*** Supplied records Section Begins ***

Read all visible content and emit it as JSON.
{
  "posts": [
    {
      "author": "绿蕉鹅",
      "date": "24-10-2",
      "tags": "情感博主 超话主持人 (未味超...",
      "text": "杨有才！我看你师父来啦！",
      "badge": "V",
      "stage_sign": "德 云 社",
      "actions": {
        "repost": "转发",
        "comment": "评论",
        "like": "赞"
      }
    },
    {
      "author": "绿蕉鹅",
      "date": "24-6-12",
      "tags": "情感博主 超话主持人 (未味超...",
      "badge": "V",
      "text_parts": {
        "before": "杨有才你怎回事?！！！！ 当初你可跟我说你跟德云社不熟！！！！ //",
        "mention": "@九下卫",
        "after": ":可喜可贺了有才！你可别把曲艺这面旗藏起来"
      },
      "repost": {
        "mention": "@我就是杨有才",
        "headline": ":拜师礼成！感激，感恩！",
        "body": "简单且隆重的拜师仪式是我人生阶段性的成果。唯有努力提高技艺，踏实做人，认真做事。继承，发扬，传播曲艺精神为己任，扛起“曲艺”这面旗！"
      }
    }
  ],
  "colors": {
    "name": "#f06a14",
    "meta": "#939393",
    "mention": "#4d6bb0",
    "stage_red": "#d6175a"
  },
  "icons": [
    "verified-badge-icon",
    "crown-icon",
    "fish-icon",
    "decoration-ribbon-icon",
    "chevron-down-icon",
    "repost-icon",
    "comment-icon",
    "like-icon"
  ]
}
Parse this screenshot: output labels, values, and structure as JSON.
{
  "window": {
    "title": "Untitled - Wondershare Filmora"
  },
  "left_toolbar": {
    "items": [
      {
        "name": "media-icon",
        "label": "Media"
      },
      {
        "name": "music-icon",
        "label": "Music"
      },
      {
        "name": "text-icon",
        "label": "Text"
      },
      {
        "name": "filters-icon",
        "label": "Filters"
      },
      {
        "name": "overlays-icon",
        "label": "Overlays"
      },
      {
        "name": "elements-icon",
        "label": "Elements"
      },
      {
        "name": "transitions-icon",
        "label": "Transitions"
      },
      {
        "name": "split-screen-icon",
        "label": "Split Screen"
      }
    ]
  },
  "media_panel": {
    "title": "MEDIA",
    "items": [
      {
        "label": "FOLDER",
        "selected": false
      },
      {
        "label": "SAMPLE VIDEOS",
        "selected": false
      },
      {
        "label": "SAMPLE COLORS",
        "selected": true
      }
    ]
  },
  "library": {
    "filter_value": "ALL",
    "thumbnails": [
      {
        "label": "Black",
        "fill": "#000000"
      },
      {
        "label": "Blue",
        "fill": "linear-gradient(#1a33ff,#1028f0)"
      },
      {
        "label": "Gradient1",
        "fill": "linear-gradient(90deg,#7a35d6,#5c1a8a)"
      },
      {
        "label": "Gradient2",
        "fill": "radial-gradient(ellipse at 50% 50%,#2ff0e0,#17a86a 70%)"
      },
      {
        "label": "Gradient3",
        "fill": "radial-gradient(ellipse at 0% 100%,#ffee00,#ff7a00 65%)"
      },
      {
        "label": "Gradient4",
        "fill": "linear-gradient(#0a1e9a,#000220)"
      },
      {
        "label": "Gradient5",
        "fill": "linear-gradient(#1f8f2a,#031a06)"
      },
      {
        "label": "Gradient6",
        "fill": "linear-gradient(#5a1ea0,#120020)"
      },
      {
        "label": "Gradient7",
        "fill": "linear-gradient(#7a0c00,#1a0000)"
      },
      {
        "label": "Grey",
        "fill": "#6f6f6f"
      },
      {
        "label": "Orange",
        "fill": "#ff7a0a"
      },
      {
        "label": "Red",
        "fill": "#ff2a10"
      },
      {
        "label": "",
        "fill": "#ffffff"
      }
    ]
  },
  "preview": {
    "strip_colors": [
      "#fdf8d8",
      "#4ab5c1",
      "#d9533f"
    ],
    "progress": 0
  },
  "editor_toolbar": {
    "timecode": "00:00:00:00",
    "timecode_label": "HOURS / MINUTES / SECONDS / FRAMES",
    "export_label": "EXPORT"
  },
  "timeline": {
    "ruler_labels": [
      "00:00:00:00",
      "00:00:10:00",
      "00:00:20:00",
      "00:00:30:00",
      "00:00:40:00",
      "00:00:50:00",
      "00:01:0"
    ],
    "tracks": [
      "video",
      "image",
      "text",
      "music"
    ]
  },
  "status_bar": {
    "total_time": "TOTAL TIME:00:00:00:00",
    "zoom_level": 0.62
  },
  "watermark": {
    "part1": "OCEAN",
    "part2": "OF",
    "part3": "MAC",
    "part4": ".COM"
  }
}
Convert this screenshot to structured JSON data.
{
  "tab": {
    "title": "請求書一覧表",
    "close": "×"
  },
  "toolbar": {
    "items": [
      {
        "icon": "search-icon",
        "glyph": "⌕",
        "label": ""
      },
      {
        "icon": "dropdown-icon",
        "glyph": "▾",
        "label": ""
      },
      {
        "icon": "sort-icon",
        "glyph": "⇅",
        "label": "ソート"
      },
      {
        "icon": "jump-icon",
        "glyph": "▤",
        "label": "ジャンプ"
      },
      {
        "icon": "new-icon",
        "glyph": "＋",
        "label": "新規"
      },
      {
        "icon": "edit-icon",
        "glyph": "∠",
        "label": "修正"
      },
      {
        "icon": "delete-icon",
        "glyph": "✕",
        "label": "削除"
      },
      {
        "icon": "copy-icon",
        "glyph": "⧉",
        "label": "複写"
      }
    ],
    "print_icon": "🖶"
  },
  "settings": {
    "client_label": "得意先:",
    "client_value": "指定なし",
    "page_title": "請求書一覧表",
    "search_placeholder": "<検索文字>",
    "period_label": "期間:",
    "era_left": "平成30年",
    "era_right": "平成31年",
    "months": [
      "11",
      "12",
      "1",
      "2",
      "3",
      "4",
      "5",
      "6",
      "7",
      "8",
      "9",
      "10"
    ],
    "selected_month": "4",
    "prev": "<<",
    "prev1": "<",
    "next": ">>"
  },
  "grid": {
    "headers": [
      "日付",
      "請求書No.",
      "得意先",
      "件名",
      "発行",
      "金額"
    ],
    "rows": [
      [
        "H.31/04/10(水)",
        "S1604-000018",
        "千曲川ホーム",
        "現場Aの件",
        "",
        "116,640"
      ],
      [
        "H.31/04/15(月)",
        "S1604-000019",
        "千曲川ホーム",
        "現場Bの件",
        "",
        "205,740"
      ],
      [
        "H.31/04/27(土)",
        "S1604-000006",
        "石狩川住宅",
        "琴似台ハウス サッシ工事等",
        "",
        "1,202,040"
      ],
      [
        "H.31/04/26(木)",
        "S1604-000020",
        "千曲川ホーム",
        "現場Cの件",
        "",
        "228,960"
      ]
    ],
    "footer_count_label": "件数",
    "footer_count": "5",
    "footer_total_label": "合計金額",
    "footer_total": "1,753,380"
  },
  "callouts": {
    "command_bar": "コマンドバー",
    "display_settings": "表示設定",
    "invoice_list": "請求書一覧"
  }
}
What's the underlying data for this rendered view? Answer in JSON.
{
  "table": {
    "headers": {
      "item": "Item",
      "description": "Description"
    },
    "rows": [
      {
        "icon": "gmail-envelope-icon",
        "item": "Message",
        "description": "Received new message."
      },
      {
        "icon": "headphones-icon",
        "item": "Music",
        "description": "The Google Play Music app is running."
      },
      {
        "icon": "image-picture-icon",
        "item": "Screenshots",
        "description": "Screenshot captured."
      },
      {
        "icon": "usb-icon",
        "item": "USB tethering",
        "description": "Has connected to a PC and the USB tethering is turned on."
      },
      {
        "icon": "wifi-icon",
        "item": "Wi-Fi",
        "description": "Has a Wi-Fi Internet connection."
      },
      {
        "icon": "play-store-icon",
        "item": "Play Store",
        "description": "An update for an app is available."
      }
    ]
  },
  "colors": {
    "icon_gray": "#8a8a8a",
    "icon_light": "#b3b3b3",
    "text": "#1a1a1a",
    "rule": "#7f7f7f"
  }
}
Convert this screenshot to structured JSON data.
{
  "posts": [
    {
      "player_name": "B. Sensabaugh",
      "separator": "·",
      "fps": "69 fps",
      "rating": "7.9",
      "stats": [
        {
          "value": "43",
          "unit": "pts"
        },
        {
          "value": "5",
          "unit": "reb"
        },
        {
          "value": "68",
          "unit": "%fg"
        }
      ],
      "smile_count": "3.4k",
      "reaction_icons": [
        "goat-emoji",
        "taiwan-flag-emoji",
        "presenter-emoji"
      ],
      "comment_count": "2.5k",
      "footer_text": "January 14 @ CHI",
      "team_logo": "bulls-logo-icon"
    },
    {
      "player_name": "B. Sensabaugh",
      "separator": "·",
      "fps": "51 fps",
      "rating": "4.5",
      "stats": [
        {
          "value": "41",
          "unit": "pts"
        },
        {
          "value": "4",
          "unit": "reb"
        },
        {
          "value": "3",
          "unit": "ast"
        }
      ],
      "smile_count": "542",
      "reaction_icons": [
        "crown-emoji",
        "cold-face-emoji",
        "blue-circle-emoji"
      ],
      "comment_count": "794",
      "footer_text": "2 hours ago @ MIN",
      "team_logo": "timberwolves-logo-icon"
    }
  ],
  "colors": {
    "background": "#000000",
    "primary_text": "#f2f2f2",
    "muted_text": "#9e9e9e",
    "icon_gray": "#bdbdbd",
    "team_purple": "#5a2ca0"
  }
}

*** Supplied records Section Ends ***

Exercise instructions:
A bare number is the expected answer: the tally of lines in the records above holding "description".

Response to the exercise:
7